Which is not to say a placement on a year-end list isn’t useful when Godowsky has his manager’s hat on. “If someone says Cass McCombs made one of the best records of the year, and I know a few hundred thousand people are gonna read that sentence, that’s good to know and it’s all a part of promoting the record,” he admits. “I might mention that in certain conversations where it’s relevant. It becomes a piece of promotional ammo.” Likewise, Jessica Linker of Pitch Perfect PR, who represents at least two artists getting lots of 2016 year-end love, Angel Olsen and Mitski, says lists can be a boon. “I check them multiple times a day,” she says. “It’s an exciting time if your artists are doing well on the lists. We’ve definitely seen an increase in sales when an artist does well on many year-end lists.” On the other hand, the publicist adds, “With year-end lists being considered so early, people just don’t have the time to give October and November releases as fair a chance.
“This especially affects newer artists,” she says, citing client Weyes Blood as an example of an artist whose latest, the acclaimed Front Row Seat to Earth, may have been hurt in terms of list inclusion due to its autumn release date.
Finally, year-end lists offer an opportunity for music outlets to produce some fine writing as well — a chance to reflect on an album or an artist with six or eight months’ hindsight, in a different, often richer context than you might get at the time of a record’s release.

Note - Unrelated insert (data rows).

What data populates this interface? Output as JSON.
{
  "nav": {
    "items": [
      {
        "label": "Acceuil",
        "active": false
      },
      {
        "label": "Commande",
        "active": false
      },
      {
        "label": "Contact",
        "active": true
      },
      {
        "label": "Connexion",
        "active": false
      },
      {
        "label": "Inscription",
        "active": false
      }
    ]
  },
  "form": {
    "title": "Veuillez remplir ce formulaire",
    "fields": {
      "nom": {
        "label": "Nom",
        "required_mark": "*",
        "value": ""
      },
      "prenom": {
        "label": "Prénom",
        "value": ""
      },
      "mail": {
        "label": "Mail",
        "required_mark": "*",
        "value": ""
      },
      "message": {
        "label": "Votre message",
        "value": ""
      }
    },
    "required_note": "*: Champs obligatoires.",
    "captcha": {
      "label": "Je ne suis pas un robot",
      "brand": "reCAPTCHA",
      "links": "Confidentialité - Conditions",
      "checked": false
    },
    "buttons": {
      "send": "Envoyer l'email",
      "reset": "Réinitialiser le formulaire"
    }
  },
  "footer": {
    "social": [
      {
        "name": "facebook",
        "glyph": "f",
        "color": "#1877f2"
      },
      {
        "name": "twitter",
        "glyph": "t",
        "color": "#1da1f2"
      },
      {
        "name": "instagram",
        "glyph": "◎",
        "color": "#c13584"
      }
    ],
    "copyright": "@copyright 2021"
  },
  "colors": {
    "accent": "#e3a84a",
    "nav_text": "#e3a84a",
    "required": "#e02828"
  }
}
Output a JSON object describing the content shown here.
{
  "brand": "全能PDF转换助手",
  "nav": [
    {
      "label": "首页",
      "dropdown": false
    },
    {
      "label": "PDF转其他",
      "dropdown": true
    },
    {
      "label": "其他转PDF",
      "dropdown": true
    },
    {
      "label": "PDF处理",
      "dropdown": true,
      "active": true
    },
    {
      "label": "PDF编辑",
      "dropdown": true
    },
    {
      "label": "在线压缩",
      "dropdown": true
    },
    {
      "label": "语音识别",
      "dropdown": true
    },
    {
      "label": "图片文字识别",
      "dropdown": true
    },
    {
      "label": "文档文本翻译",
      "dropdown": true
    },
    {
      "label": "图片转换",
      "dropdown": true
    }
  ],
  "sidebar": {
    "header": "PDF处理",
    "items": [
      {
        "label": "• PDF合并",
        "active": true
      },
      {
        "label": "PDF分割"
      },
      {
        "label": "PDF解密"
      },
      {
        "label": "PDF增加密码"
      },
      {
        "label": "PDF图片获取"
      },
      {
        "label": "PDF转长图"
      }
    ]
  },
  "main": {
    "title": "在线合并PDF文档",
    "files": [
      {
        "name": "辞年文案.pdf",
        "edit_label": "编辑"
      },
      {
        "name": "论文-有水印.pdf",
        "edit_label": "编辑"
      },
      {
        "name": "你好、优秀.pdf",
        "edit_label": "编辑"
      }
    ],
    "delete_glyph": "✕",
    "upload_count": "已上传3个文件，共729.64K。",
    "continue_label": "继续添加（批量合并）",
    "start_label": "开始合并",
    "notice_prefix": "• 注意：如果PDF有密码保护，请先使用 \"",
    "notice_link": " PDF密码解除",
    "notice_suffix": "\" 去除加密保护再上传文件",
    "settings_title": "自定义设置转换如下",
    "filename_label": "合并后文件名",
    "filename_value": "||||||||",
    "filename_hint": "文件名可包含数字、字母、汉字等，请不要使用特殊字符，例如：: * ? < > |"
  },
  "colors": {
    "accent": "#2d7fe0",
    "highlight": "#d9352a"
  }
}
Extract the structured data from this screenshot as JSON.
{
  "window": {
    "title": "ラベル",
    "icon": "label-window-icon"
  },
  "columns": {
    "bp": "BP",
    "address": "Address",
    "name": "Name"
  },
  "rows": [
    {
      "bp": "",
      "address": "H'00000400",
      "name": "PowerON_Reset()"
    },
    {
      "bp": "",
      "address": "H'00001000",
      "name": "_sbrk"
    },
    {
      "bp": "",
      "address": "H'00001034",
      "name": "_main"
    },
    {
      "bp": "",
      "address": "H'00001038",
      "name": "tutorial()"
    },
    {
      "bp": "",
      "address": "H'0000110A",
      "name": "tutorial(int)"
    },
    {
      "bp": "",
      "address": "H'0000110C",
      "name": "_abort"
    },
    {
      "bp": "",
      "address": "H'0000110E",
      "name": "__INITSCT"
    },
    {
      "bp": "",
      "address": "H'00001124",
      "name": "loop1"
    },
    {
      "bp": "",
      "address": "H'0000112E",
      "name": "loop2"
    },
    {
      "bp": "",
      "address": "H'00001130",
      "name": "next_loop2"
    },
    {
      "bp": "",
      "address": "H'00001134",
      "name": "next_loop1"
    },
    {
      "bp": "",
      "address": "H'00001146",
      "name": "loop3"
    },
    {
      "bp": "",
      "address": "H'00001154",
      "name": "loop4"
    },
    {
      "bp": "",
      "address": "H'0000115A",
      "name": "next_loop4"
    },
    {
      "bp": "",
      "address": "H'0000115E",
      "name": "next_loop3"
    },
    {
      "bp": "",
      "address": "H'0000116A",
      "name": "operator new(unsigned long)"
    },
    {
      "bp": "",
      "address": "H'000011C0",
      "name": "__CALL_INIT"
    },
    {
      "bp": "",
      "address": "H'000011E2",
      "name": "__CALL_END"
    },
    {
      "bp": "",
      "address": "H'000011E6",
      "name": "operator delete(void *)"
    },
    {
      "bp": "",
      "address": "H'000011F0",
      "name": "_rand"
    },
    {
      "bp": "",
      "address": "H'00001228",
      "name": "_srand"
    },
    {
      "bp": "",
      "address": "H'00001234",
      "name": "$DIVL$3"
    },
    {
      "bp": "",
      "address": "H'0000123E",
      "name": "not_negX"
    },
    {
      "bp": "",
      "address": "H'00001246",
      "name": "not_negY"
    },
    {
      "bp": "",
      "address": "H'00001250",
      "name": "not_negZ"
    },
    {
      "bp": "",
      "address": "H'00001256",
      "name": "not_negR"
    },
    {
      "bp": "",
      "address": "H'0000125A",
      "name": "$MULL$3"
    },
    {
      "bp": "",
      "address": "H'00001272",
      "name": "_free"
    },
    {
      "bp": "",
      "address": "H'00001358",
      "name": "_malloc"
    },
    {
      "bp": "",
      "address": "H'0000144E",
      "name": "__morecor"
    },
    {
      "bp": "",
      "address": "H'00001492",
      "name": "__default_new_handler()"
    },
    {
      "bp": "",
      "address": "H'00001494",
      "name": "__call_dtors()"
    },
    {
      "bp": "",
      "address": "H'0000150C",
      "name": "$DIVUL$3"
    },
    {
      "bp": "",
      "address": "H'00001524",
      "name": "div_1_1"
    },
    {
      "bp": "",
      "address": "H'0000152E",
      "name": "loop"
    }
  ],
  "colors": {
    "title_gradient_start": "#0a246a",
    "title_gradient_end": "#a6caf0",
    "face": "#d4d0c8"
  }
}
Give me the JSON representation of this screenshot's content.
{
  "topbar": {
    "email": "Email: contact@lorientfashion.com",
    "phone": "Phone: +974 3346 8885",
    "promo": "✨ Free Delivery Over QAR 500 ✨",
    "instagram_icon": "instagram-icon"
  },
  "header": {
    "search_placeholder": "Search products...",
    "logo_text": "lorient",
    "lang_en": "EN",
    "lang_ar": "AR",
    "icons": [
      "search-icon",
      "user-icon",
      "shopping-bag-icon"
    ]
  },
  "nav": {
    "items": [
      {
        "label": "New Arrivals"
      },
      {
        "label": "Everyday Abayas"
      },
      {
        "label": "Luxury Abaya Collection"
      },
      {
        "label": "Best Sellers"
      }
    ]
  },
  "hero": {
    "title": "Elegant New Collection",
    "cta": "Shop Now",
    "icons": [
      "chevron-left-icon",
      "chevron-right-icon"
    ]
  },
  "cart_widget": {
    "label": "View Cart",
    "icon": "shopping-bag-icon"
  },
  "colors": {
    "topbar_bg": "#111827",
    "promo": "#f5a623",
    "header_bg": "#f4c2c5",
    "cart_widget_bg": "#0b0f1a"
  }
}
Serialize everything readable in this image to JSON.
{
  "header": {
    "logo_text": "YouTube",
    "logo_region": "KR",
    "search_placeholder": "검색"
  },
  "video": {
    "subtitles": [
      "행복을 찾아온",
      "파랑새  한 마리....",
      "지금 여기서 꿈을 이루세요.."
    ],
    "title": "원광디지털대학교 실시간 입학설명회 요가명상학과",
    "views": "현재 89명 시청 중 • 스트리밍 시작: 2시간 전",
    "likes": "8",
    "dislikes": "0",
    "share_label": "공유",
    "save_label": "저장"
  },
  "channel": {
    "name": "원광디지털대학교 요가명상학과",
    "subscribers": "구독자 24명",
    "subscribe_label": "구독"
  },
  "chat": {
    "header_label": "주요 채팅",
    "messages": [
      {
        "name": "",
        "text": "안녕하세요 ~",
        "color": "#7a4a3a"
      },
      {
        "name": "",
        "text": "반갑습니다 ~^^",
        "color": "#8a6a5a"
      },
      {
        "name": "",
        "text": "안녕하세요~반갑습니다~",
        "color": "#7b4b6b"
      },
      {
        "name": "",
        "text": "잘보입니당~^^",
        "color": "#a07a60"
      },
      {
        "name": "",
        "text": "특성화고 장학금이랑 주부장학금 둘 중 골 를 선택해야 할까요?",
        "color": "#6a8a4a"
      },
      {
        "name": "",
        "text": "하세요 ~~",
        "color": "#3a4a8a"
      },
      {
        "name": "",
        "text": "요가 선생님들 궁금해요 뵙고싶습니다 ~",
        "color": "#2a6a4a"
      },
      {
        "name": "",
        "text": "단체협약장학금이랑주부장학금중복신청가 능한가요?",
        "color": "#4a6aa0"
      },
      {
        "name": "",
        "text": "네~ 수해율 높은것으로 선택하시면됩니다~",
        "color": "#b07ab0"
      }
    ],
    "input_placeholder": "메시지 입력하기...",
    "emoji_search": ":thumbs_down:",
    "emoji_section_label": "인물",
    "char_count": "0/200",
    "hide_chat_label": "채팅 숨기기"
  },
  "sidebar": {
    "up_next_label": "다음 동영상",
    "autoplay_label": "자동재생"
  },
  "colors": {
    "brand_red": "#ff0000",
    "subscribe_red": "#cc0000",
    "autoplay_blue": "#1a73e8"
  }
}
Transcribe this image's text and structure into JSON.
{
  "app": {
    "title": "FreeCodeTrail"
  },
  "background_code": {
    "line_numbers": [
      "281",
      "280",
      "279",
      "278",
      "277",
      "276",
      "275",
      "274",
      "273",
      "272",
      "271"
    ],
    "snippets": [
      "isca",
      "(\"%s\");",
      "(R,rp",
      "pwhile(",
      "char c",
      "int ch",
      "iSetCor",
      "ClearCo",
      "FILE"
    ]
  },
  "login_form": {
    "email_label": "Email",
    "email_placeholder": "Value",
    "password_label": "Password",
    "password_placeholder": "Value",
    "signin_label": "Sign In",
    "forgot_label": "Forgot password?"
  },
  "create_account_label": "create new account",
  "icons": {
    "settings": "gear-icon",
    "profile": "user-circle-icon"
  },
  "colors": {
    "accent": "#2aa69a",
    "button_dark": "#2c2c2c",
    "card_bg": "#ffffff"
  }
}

But is anyone paying attention, or is the fixation all about the horse race, on clicking through as quickly as you can to get to No. 1? Scarano sure hopes the writing is being noticed. “This is also a way to build a canon,” he says. “These lists ideally serve as a way of marking history, and people can go back and refer to them at any time. I think there is a lot of strong writing in those blurbs, and a lot of time goes into writing them and editing them. There’s almost 10,000 words I think in that entire list. That’s not a small amount of text. And we definitely don’t create it with the intention of it being skimmed and pushed aside.” Still, says Stosuy, “We would always have that problem at Pitchfork, where you kind of got the sense that people would look at the albums that were reviewed, look at the scores and then kind of leave. That’s sadly the way it goes with online culture, where you can have a beautiful piece of writing, like, here’s this amazing essay I wrote on Chance the Rapper and the importance of independence in the city of Chicago or something, and people are just like, ‘Okay where did it fall on the list?’ and then they move on to the next one.”
Is it 2017 yet?